Plus version of Delta, It’s possible that the Covid version is more infectious
According to UK researchers, a new mutant strain of coronavirus dubbed “Delta Plus” may spread more easily than conventional Delta.
To reflect this potential risk, the UK Health Security Agency (UKHSA) has moved it up to the variant under investigation category.
There is currently no proof that it causes sickness to worsen. Scientists are also optimistic that existing vaccines will continue to protect people. Although ordinary Delta is still the most common Covid infection in the UK, “Delta Plus” or AY.4.2 instances have been on the rise.
According to the most recent official data, this type of case accounts for 6% of all Covid instances.
It is unlikely to take off in a large way or to evade current vaccines, according to experts. However, officials claim there are preliminary indications that it may have a faster growth rate in the UK than Delta.
Unlike Delta, however, it is not yet classified as a variant of concern, the highest classification given to variations based on their risk level.
Covid is available in thousands of distinct varieties – or variants – all over the world. Viruses are always evolving, so it’s not unusual to see new forms appear.
AY.4.2 is a Delta branch with a few novel mutations in the spike protein, which the virus utilises to invade our cells. Since the start of the pandemic, the alterations Y145H and A222V have been detected in a variety of additional coronavirus lineages.
A few cases have also been discovered in the United States. There had been some in Denmark, but fresh AY.4.2 cases have now been reported there.
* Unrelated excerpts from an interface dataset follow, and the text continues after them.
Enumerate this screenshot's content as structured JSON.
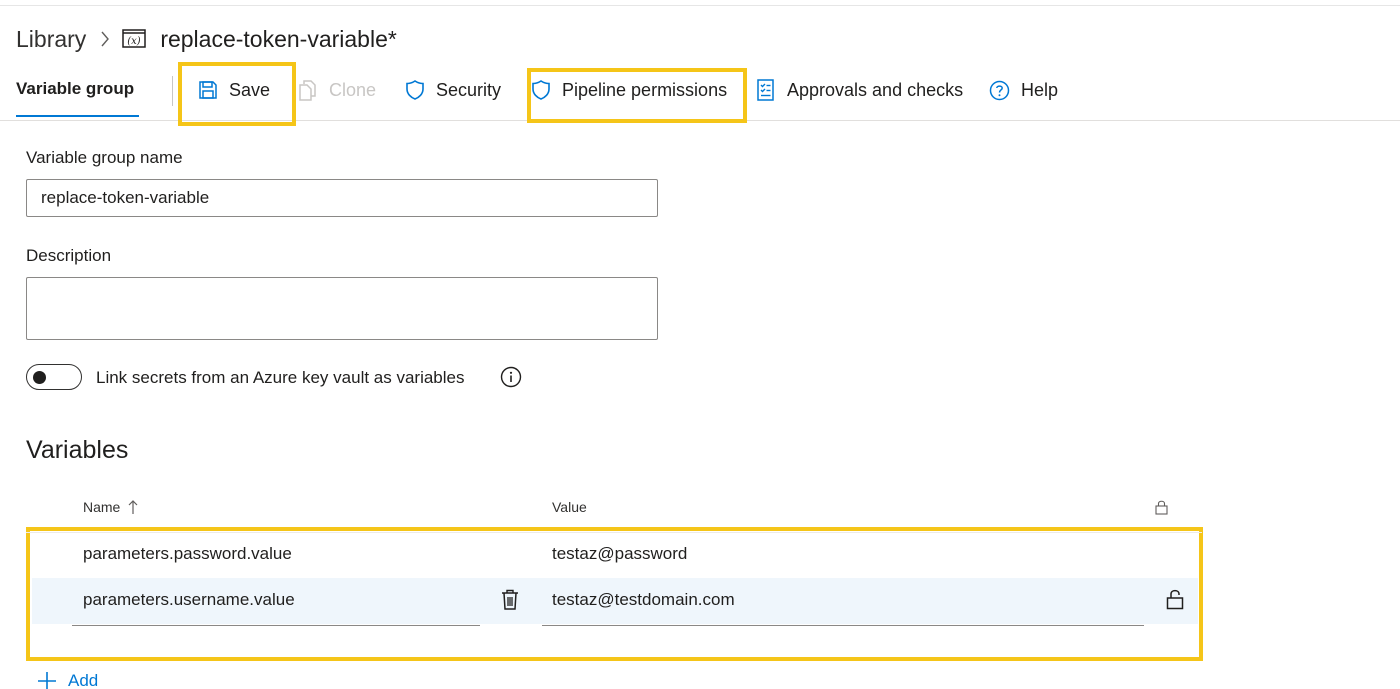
{
  "breadcrumb": {
    "root": "Library",
    "title": "replace-token-variable*"
  },
  "toolbar": {
    "tab_label": "Variable group",
    "save_label": "Save",
    "clone_label": "Clone",
    "security_label": "Security",
    "pipeline_permissions_label": "Pipeline permissions",
    "approvals_label": "Approvals and checks",
    "help_label": "Help"
  },
  "form": {
    "name_label": "Variable group name",
    "name_value": "replace-token-variable",
    "description_label": "Description",
    "description_value": "",
    "keyvault_toggle_label": "Link secrets from an Azure key vault as variables",
    "keyvault_toggle_on": false
  },
  "variables": {
    "heading": "Variables",
    "columns": {
      "name": "Name",
      "value": "Value"
    },
    "rows": [
      {
        "name": "parameters.password.value",
        "value": "testaz@password"
      },
      {
        "name": "parameters.username.value",
        "value": "testaz@testdomain.com"
      }
    ],
    "add_label": "Add"
  },
  "colors": {
    "accent": "#0078d4",
    "highlight": "#f5c518",
    "selected_row": "#eff6fc"
  },
  "icons": [
    "chevron-right-icon",
    "variable-icon",
    "save-icon",
    "clone-icon",
    "shield-icon",
    "checklist-icon",
    "help-icon",
    "info-icon",
    "sort-up-icon",
    "lock-icon",
    "trash-icon",
    "plus-icon"
  ]
}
In the UK, booster doses of the Covid vaccination are already being offered to high-risk adults ahead of the winter season to ensure that they are fully protected against coronavirus. There is no indication that a new vaccination update will be required to defend against any of the existing pandemic virus strains